The result of all this is a sort of paradox settling over Jerusalem this Sabbath. The non-Orthodox delegates have come to the various meetings in Jerusalem in a lather over women’s prayer at the Western Wall and the steady rightward drift of Israel’s government rabbinate. Orthodox delegates are getting hammered at one meeting after another. The Zionist governing council adopted a raft of resolutions, supported by a coalition of Reform, Labor Zionists and the far-left Meretz, that puts the World Zionist Organization on record demanding civil unions in Israel, expansion of the new, egalitarian prayer space at the Wall and prosecution of government employees who violate Israel’s anti-racism laws—code for Israeli rabbis who advocate boycotting, expelling or killing Arabs. It got so heated that the World Shas Union delegation, representing ultra-Orthodox Sephardic Jews, finally walked out.
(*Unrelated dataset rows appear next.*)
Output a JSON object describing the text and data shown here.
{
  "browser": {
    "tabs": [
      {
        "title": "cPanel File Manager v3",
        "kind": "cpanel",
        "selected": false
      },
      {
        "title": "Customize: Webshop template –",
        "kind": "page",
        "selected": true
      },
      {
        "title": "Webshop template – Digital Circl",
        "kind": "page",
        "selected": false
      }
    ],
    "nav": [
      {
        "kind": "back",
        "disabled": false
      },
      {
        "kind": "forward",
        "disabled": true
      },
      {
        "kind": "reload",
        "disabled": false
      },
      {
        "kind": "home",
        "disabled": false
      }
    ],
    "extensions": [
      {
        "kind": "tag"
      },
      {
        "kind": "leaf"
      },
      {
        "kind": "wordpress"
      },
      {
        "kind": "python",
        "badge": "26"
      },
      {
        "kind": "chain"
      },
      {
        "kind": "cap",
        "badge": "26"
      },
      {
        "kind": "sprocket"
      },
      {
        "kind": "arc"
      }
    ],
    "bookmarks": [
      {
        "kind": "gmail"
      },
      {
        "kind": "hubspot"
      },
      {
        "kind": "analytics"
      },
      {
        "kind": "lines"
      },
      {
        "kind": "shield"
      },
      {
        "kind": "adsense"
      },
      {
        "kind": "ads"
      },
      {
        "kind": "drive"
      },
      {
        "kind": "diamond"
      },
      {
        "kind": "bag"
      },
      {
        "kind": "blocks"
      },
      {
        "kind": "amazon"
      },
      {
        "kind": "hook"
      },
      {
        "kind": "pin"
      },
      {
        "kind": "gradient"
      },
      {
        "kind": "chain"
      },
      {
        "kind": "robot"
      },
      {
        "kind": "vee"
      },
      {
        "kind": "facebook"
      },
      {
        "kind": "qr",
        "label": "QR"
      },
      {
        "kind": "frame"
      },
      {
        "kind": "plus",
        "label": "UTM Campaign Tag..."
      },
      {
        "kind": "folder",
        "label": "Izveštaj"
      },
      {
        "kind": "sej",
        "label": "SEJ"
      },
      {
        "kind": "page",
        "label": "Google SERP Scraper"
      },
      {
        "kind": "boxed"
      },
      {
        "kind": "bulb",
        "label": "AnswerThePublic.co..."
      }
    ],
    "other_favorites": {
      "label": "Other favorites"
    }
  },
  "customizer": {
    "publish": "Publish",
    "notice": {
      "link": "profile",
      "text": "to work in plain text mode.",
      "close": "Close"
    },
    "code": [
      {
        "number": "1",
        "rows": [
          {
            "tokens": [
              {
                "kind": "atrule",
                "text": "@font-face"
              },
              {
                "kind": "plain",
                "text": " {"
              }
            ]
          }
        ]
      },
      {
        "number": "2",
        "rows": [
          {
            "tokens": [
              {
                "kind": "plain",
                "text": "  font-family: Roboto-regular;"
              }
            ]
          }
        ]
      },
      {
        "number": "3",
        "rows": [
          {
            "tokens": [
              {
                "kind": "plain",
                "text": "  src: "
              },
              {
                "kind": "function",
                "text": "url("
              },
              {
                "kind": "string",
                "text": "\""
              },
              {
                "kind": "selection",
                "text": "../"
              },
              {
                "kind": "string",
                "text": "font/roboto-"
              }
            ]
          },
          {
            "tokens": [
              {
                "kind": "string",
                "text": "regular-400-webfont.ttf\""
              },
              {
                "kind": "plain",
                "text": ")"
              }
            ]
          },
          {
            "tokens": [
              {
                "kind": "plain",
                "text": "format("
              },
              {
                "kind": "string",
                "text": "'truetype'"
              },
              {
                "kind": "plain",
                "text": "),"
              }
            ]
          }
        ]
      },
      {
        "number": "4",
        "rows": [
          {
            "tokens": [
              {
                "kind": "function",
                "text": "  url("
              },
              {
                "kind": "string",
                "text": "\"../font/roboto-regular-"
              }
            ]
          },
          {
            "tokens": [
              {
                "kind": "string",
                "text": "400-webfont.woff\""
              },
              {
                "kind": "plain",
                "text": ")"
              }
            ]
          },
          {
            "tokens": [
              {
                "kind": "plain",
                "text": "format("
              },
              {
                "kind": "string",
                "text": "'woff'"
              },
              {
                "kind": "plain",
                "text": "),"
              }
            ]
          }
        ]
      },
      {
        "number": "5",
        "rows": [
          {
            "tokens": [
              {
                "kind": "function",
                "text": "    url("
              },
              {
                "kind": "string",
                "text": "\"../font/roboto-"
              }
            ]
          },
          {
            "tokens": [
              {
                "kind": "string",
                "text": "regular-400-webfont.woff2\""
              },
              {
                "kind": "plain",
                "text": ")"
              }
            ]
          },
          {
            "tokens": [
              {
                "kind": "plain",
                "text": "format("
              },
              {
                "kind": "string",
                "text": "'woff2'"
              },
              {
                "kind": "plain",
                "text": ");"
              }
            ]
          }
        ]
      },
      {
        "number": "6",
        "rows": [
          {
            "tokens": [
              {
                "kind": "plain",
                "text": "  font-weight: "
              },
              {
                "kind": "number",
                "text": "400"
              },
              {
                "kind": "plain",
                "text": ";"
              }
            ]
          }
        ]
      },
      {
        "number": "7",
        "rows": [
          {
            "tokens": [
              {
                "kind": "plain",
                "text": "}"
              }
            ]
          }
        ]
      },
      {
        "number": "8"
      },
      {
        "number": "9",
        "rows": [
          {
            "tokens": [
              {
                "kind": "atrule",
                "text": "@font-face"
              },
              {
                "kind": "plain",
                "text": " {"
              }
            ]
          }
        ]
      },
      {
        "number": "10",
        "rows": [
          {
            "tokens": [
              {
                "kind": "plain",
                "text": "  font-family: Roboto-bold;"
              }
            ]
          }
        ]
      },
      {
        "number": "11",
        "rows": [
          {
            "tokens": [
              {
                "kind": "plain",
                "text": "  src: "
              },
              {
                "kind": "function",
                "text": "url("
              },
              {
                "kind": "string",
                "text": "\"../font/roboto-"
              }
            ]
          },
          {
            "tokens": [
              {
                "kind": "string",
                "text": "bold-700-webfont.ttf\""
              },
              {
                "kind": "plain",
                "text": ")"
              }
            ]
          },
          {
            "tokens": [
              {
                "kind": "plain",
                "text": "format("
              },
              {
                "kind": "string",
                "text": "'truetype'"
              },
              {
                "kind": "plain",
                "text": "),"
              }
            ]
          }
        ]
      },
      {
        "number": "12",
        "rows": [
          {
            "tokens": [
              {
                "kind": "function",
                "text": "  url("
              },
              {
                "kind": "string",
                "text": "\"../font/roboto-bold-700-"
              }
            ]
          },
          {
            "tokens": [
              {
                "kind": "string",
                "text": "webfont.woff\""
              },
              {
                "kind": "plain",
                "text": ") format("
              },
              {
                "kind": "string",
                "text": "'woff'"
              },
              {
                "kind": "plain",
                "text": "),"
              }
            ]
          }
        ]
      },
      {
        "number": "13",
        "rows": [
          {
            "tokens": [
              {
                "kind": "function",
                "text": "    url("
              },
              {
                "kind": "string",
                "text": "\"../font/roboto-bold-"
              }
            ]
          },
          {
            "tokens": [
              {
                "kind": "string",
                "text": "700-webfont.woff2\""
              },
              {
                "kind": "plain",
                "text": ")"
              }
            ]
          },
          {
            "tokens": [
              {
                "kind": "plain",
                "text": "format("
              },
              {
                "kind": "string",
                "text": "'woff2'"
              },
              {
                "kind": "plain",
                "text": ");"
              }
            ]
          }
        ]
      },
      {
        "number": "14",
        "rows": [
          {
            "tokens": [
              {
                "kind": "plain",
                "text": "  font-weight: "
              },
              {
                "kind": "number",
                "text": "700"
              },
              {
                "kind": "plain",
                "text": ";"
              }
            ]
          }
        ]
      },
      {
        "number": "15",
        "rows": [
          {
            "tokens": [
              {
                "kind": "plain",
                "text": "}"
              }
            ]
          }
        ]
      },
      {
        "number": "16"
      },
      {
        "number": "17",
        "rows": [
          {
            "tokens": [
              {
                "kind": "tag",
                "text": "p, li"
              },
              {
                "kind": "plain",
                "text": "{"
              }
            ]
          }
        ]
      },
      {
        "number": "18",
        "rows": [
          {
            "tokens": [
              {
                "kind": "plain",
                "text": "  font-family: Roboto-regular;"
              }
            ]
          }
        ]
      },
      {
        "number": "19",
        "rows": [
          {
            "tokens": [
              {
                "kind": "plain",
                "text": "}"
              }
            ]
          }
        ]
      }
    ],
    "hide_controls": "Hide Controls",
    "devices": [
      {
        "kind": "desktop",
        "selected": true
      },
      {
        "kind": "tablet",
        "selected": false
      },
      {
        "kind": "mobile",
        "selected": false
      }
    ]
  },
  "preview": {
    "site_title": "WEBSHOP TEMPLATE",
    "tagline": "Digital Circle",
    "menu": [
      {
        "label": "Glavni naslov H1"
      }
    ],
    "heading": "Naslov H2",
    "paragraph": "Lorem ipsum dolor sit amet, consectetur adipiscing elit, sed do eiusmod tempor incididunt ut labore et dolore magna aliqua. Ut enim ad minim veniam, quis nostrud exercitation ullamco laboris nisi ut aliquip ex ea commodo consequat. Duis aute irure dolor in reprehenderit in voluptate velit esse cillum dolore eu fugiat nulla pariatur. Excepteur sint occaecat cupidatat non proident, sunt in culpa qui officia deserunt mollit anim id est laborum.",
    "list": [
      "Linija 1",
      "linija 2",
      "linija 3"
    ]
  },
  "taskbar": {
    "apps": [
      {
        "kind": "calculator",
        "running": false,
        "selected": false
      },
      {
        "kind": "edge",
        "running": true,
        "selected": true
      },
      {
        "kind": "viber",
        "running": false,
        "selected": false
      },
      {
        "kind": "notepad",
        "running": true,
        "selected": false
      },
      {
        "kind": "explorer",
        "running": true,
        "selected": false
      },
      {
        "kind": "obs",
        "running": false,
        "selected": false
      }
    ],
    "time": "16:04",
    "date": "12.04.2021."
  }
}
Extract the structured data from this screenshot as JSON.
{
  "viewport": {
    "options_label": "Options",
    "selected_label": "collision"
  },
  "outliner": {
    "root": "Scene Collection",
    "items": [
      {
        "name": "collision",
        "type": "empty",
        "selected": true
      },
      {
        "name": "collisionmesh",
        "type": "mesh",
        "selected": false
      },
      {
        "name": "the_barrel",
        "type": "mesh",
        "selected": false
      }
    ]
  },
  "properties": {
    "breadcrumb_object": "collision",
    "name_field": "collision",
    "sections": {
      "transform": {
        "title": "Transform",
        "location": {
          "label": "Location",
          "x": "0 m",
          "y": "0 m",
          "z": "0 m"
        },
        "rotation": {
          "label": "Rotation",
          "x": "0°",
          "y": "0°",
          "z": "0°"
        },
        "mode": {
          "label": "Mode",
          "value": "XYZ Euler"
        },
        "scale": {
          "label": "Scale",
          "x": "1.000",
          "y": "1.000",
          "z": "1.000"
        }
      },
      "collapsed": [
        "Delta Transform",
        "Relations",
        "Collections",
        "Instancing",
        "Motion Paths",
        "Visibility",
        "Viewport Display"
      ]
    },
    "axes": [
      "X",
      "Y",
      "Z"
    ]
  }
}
And when Naftali Bennett, head of Israel’s modern Orthodox party Jewish Home, came to chat with a working group he’d helped assemble to develop new programs for Jewish education (that would be the partnership initiative I wrote about last week), the first hand that went up—while TV cameras were rolling, as they tend to do when ministers speak—was from a WZO leader urging him to abolish the Chief Rabbinate. He grimaced, talked about how complicated his job and asked for other suggestions. Another hand went up, from an American academic who warned him that young Diaspora Jews were alienated by Israel’s settlement policies, of which Bennett is the chief champion. That’s when Bennett said it was time for the press to leave the room.